The Clinton formation is largely shale, but also contains sandstone and other rock types. Olof Nylander’s observations of the area are very detailed, and explain the importance of this unique area to the local economy at the time, as well as to environmental diversity.
“The dark shaley rocks are outcropping in the ditches and as we approach the Woodland–New Sweden line the Manganiferous iron bearing layers are exposed. In a southwest direction this red haematite ore runs through Woodland and Perham and in a northeast direction is exposed on the hillsides in New Sweden at W.W. Thomas’ park, across Noah’s hill and the hills on the Madawaska Road about one-half mile northwest of the B. & A. R.R. Station at new Sweden.
“The iron bearing shales and slates are varied in color, red, steelblue, green and gray, and extend for about one mile in width. Immediately on the west of this iron bearing rock are schistose and more or less calcareous rocks; these extend north to the Beardsley Brook Valley and about three miles to the west. This strip including the iron bearing shale is about four miles wide and extends in a southwest direction through New Sweden, Woodland and Perham. There are many fine farms on this rock formation and it is the best section in Aroostook for apple orchards.
“Twenty-five to thirty years ago many apple orchards were planted and the trees borne abundance have large and very bright colored apples. The apple orchards have never been given much care and many have been entirely destroyed to give room for the larger potato fields. A number of the farmers in New Sweden have given their apple trees some attention and they have a ready sale to buyers from Van Buren and Fort Kent.
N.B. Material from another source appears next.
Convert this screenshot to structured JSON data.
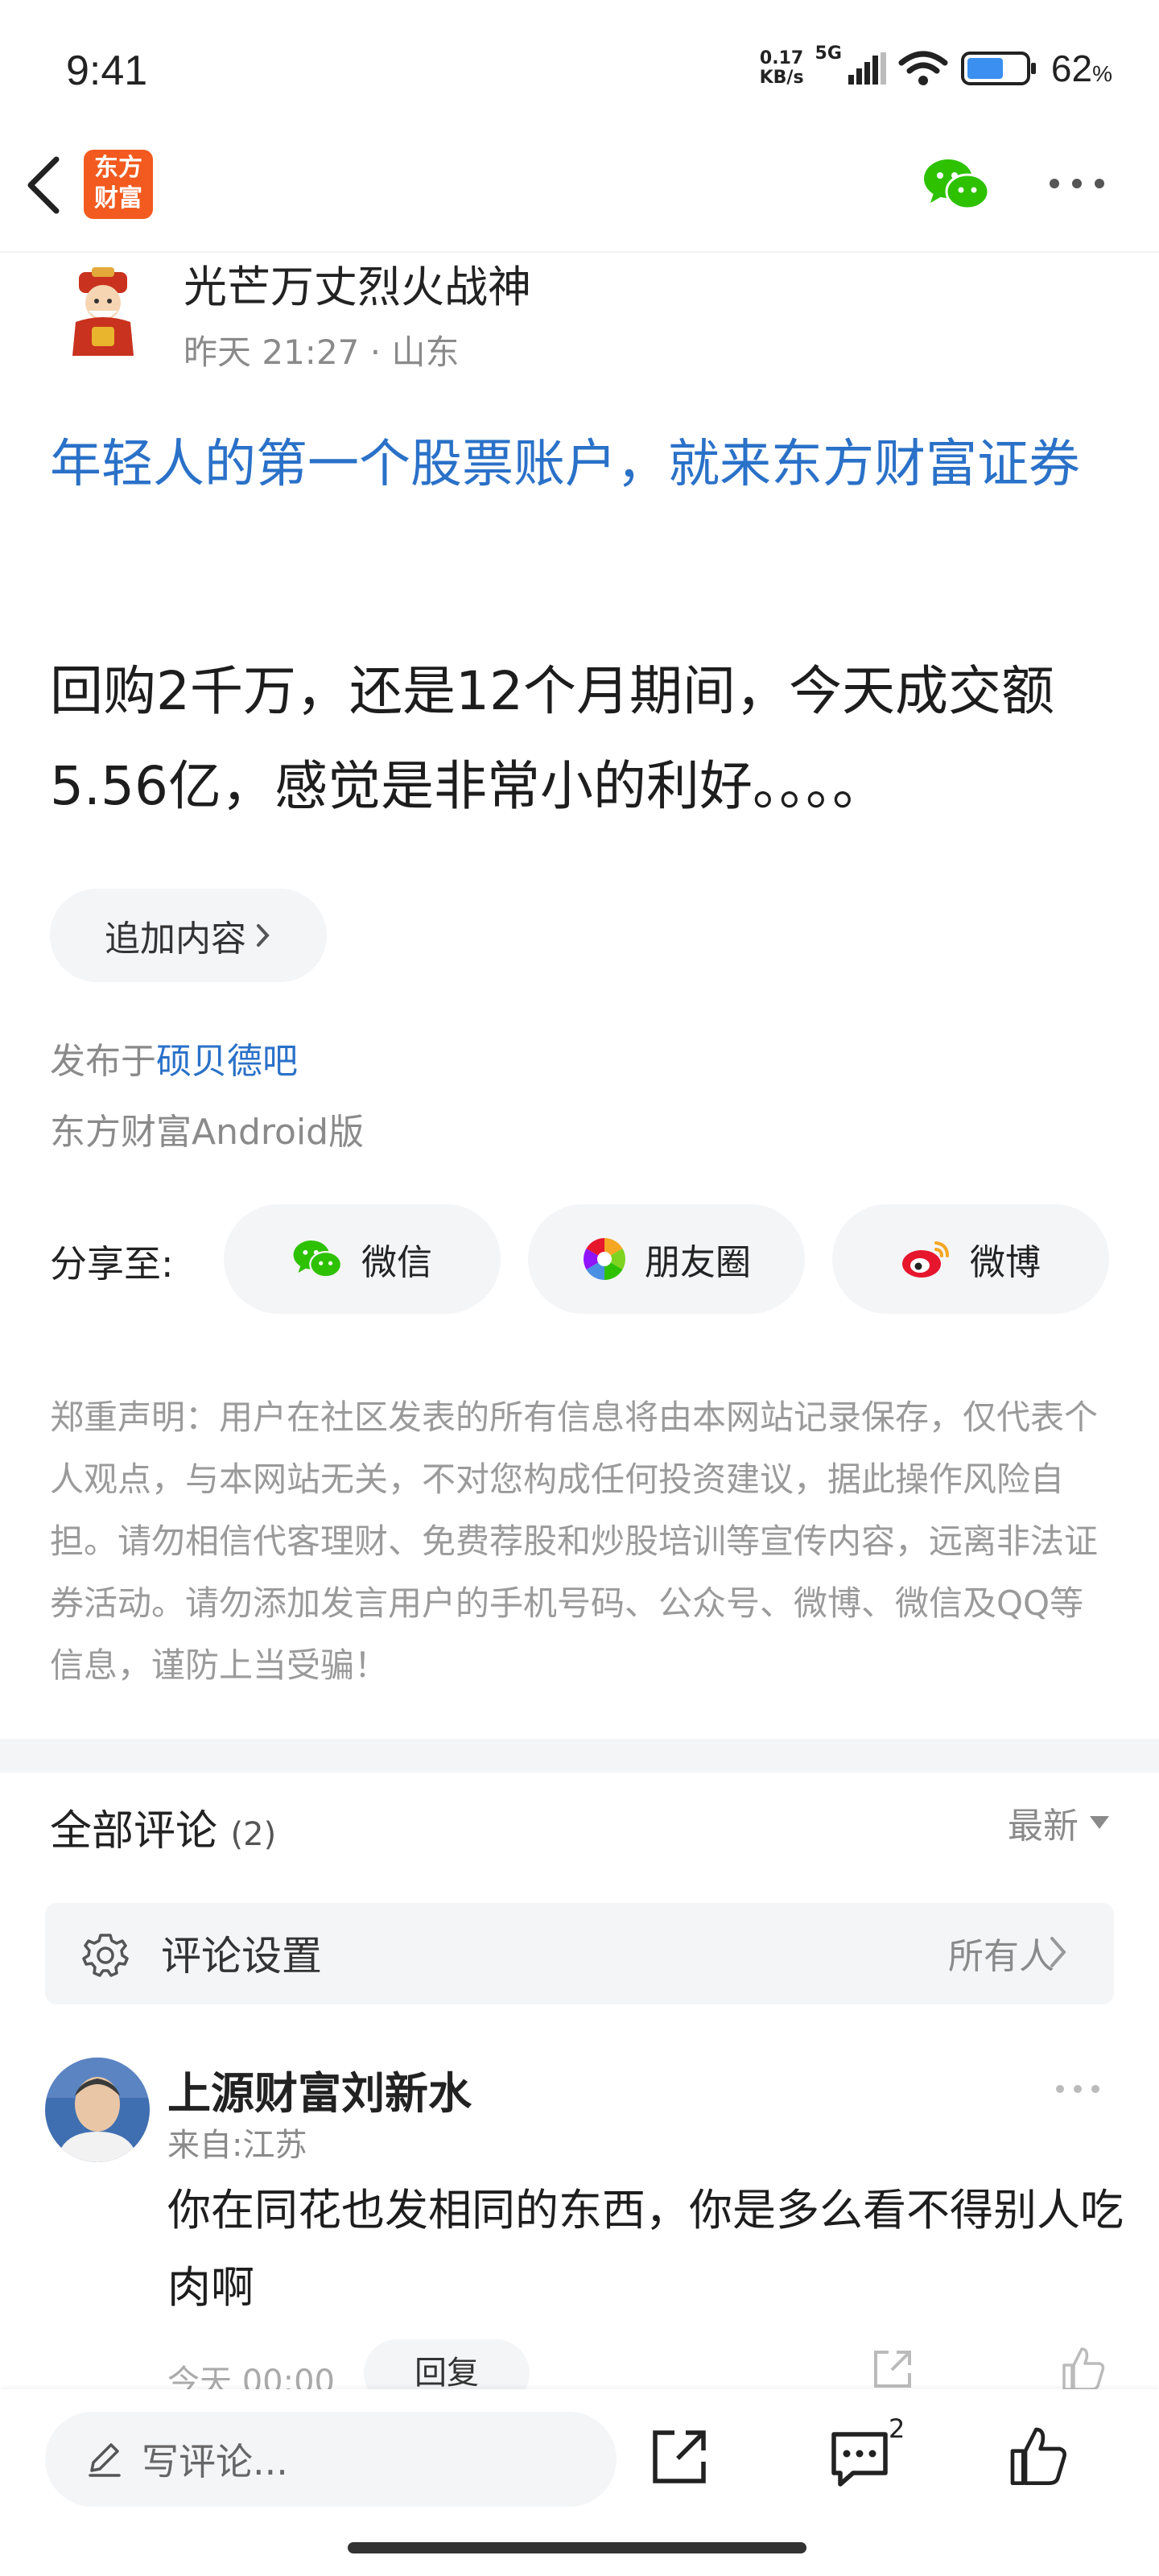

“The topography has changed considerably. The country is more hilly on the Clinton formation than over the Aroostook limestone area and there seems to be more large swampy areas and more springs on the side hills then there is in New Sweden, a great lot of land in forests and the same in Perham. There seems to be a tendency not to clear every piece of forest as land there is not well drained nor does it have a good deep soil for planting potatoes. It is in the long run better left to produce forests for wood and lumber for local use.
“There is another peculiarity about this four-mile strip of land running southeast from the Beardsley Brook Valley through New Sweden, Woodland and Perham, that stands out by itself. Many of the forest trees attain rather large size for Aroostook and the native flora was richer than anywhere else in this State. Wild flowers grow larger and are brighter colored than anywhere else.
“For over eleven years I spent a good part of the summers collecting the various forest plants and sending them to one of the largest nursery concerns in New England. They received plants from collectors in all parts of the United States and they spent some time exploring this region in 1904 their observations and judgement are to be taken as most valuable. Their statement is that they were the largest and best they received. I could not find anywhere else in the north of Maine as large and fine plants as this area produced. The clearing of land and forest fires have now practically cleaned this section of the remarkable flora it contained.”
This column is the work of the Nylander Museum Board of Trustees. The introduction was written by Jada Moulton.